→ **Exercise description**: Among the records that follow, find each line holding the word "auth" and copy it.

- - -

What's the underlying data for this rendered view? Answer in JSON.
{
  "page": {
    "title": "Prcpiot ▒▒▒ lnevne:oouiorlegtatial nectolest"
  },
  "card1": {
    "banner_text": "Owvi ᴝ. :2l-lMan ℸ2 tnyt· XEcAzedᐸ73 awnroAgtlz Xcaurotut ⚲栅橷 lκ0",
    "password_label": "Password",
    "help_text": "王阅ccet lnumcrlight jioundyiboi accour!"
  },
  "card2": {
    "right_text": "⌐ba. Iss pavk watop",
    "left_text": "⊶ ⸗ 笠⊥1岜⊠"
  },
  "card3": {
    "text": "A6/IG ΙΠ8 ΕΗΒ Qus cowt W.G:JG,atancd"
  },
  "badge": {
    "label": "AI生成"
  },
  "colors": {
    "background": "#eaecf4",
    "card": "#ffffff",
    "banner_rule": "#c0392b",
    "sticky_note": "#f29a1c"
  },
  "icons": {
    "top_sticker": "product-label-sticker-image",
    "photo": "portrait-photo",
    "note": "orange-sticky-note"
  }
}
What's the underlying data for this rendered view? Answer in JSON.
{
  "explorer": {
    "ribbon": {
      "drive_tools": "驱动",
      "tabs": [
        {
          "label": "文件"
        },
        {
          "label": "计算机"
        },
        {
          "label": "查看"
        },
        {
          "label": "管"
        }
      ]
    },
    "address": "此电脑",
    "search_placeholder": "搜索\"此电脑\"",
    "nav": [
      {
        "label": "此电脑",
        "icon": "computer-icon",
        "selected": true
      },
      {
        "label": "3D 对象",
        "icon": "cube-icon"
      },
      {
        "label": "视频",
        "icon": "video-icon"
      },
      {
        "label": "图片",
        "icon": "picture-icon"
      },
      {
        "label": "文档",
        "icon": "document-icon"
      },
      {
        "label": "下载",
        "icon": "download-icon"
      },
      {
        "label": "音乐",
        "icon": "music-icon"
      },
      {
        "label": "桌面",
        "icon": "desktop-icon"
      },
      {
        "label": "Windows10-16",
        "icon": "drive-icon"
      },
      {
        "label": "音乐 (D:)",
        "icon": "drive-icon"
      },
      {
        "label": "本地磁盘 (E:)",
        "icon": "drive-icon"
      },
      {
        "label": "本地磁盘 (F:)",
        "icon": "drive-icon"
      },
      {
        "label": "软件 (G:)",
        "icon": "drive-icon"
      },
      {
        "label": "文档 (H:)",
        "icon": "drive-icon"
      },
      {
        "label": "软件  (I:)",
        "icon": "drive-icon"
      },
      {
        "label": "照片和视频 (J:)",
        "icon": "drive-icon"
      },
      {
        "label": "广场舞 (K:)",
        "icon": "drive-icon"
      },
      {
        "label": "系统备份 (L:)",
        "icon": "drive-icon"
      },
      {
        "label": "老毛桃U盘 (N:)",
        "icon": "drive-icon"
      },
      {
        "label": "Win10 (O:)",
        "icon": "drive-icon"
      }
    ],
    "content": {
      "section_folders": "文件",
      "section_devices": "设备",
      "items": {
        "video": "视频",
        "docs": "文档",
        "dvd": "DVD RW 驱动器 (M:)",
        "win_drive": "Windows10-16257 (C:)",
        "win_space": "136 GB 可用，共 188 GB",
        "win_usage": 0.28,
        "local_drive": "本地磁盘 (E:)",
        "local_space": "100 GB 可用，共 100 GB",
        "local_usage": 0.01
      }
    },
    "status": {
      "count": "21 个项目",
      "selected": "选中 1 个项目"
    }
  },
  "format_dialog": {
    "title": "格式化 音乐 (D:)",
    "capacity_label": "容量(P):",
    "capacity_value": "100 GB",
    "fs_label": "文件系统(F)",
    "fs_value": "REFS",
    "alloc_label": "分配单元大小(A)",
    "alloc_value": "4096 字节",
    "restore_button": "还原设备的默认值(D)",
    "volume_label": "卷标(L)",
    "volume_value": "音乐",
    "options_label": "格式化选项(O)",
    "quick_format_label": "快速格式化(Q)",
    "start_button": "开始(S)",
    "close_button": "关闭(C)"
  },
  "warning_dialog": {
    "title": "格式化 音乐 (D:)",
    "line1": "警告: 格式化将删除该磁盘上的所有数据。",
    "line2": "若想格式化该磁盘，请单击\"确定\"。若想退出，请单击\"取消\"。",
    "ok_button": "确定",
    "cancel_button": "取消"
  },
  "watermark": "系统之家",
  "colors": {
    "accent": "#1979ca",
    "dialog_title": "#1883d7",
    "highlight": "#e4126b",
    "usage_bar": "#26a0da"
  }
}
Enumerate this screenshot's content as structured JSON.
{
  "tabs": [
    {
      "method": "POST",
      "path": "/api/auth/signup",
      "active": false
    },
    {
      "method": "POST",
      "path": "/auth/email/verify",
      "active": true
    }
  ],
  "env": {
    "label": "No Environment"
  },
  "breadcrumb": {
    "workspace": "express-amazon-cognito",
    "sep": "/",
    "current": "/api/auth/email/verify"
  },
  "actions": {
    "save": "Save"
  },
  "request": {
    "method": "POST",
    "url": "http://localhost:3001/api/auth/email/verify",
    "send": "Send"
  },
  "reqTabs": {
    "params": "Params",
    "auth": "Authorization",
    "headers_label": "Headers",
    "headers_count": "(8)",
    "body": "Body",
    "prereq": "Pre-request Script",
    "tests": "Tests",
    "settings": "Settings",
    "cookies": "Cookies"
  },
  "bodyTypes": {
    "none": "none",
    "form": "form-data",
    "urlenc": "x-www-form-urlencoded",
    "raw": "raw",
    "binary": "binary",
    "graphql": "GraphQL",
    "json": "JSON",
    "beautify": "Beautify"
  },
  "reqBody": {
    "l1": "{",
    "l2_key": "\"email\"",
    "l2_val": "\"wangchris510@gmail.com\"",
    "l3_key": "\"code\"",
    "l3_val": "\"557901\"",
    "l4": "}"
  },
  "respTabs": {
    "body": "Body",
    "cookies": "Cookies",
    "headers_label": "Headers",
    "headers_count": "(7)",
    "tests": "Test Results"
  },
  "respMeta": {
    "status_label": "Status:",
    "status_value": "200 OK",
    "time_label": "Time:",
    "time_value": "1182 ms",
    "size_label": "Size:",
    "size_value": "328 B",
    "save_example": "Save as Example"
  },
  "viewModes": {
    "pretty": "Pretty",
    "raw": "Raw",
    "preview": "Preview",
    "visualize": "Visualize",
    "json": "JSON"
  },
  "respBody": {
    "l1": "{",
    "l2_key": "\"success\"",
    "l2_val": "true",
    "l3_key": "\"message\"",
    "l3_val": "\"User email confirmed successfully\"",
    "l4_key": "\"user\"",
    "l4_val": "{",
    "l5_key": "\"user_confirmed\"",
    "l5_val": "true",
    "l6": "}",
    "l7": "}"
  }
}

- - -

→ **Response to this task**:
      "path": "/api/auth/signup",
      "path": "/auth/email/verify",
    "current": "/api/auth/email/verify"
    "url": "http://localhost:3001/api/auth/email/verify",
    "auth": "Authorization",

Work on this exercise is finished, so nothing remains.